GIVEN DATA START

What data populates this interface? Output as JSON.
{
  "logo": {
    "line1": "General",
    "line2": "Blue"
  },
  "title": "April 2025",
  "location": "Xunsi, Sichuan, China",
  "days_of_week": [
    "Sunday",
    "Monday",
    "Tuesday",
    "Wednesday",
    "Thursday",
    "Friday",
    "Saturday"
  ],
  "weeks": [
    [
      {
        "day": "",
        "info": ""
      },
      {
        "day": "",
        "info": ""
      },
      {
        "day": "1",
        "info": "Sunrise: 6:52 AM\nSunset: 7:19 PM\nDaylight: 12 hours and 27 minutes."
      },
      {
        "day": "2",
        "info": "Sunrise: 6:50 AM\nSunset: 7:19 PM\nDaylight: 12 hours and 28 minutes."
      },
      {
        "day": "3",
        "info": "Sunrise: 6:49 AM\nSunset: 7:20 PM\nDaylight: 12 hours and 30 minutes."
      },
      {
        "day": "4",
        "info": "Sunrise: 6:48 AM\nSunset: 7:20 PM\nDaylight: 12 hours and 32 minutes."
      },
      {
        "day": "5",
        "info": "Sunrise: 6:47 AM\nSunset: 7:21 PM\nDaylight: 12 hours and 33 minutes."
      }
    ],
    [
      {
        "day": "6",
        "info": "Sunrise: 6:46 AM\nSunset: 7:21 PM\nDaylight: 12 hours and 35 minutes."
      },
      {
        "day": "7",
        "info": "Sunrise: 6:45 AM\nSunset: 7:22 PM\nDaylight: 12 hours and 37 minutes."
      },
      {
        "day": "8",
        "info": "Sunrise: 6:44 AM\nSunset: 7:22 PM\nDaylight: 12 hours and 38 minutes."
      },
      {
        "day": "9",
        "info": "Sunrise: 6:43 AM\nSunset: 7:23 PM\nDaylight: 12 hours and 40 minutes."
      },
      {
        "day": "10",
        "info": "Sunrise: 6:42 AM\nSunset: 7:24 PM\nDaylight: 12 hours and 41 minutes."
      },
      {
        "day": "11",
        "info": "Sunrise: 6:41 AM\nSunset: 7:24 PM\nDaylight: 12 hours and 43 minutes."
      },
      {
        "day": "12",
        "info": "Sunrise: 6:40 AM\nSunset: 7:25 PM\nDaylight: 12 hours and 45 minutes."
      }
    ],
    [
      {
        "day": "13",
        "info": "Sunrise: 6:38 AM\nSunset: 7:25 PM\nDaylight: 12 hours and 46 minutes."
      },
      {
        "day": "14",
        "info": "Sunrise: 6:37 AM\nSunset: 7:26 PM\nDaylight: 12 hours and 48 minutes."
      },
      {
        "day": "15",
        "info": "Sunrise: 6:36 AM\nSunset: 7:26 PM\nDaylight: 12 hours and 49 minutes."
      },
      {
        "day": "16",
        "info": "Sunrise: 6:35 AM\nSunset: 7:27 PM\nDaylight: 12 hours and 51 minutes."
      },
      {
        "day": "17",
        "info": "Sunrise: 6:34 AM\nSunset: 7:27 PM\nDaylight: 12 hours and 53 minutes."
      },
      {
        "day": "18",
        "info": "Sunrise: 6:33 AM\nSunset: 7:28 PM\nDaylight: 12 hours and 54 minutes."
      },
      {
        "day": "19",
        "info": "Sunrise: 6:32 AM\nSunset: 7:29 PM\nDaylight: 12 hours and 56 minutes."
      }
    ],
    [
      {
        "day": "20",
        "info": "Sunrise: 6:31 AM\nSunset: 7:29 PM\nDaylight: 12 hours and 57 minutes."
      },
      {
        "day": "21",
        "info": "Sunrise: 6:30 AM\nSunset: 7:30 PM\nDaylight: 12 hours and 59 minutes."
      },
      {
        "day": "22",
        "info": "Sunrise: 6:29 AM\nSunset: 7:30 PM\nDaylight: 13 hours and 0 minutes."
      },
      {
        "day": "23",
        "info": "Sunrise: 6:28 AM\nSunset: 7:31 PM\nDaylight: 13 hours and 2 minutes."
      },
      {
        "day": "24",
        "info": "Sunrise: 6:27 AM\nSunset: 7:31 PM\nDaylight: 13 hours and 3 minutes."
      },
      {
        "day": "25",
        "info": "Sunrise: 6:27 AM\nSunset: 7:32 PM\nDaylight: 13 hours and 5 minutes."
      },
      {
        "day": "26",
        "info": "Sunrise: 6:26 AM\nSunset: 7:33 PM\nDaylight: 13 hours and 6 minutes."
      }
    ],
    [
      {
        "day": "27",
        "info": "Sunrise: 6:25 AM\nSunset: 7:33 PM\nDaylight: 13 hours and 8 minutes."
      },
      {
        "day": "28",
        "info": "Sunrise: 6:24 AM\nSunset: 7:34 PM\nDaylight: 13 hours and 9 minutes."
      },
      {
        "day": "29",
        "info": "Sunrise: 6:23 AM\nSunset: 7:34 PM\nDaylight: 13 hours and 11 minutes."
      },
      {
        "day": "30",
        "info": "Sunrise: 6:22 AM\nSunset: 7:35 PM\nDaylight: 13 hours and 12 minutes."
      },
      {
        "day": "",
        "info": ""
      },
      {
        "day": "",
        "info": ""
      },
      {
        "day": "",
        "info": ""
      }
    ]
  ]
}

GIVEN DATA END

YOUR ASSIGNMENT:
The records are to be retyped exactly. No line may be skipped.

RESPONSE BOX:
What data populates this interface? Output as JSON.
{
  "logo": {
    "line1": "General",
    "line2": "Blue"
  },
  "title": "April 2025",
  "location": "Xunsi, Sichuan, China",
  "days_of_week": [
    "Sunday",
    "Monday",
    "Tuesday",
    "Wednesday",
    "Thursday",
    "Friday",
    "Saturday"
  ],
  "weeks": [
    [
      {
        "day": "",
        "info": ""
      },
      {
        "day": "",
        "info": ""
      },
      {
        "day": "1",
        "info": "Sunrise: 6:52 AM\nSunset: 7:19 PM\nDaylight: 12 hours and 27 minutes."
      },
      {
        "day": "2",
        "info": "Sunrise: 6:50 AM\nSunset: 7:19 PM\nDaylight: 12 hours and 28 minutes."
      },
      {
        "day": "3",
        "info": "Sunrise: 6:49 AM\nSunset: 7:20 PM\nDaylight: 12 hours and 30 minutes."
      },
      {
        "day": "4",
        "info": "Sunrise: 6:48 AM\nSunset: 7:20 PM\nDaylight: 12 hours and 32 minutes."
      },
      {
        "day": "5",
        "info": "Sunrise: 6:47 AM\nSunset: 7:21 PM\nDaylight: 12 hours and 33 minutes."
      }
    ],
    [
      {
        "day": "6",
        "info": "Sunrise: 6:46 AM\nSunset: 7:21 PM\nDaylight: 12 hours and 35 minutes."
      },
      {
        "day": "7",
        "info": "Sunrise: 6:45 AM\nSunset: 7:22 PM\nDaylight: 12 hours and 37 minutes."
      },
      {
        "day": "8",
        "info": "Sunrise: 6:44 AM\nSunset: 7:22 PM\nDaylight: 12 hours and 38 minutes."
      },
      {
        "day": "9",
        "info": "Sunrise: 6:43 AM\nSunset: 7:23 PM\nDaylight: 12 hours and 40 minutes."
      },
      {
        "day": "10",
        "info": "Sunrise: 6:42 AM\nSunset: 7:24 PM\nDaylight: 12 hours and 41 minutes."
      },
      {
        "day": "11",
        "info": "Sunrise: 6:41 AM\nSunset: 7:24 PM\nDaylight: 12 hours and 43 minutes."
      },
      {
        "day": "12",
        "info": "Sunrise: 6:40 AM\nSunset: 7:25 PM\nDaylight: 12 hours and 45 minutes."
      }
    ],
    [
      {
        "day": "13",
        "info": "Sunrise: 6:38 AM\nSunset: 7:25 PM\nDaylight: 12 hours and 46 minutes."
      },
      {
        "day": "14",
        "info": "Sunrise: 6:37 AM\nSunset: 7:26 PM\nDaylight: 12 hours and 48 minutes."
      },
      {
        "day": "15",
        "info": "Sunrise: 6:36 AM\nSunset: 7:26 PM\nDaylight: 12 hours and 49 minutes."
      },
      {
        "day": "16",
        "info": "Sunrise: 6:35 AM\nSunset: 7:27 PM\nDaylight: 12 hours and 51 minutes."
      },
      {
        "day": "17",
        "info": "Sunrise: 6:34 AM\nSunset: 7:27 PM\nDaylight: 12 hours and 53 minutes."
      },
      {
        "day": "18",
        "info": "Sunrise: 6:33 AM\nSunset: 7:28 PM\nDaylight: 12 hours and 54 minutes."
      },
      {
        "day": "19",
        "info": "Sunrise: 6:32 AM\nSunset: 7:29 PM\nDaylight: 12 hours and 56 minutes."
      }
    ],
    [
      {
        "day": "20",
        "info": "Sunrise: 6:31 AM\nSunset: 7:29 PM\nDaylight: 12 hours and 57 minutes."
      },
      {
        "day": "21",
        "info": "Sunrise: 6:30 AM\nSunset: 7:30 PM\nDaylight: 12 hours and 59 minutes."
      },
      {
        "day": "22",
        "info": "Sunrise: 6:29 AM\nSunset: 7:30 PM\nDaylight: 13 hours and 0 minutes."
      },
      {
        "day": "23",
        "info": "Sunrise: 6:28 AM\nSunset: 7:31 PM\nDaylight: 13 hours and 2 minutes."
      },
      {
        "day": "24",
        "info": "Sunrise: 6:27 AM\nSunset: 7:31 PM\nDaylight: 13 hours and 3 minutes."
      },
      {
        "day": "25",
        "info": "Sunrise: 6:27 AM\nSunset: 7:32 PM\nDaylight: 13 hours and 5 minutes."
      },
      {
        "day": "26",
        "info": "Sunrise: 6:26 AM\nSunset: 7:33 PM\nDaylight: 13 hours and 6 minutes."
      }
    ],
    [
      {
        "day": "27",
        "info": "Sunrise: 6:25 AM\nSunset: 7:33 PM\nDaylight: 13 hours and 8 minutes."
      },
      {
        "day": "28",
        "info": "Sunrise: 6:24 AM\nSunset: 7:34 PM\nDaylight: 13 hours and 9 minutes."
      },
      {
        "day": "29",
        "info": "Sunrise: 6:23 AM\nSunset: 7:34 PM\nDaylight: 13 hours and 11 minutes."
      },
      {
        "day": "30",
        "info": "Sunrise: 6:22 AM\nSunset: 7:35 PM\nDaylight: 13 hours and 12 minutes."
      },
      {
        "day": "",
        "info": ""
      },
      {
        "day": "",
        "info": ""
      },
      {
        "day": "",
        "info": ""
      }
    ]
  ]
}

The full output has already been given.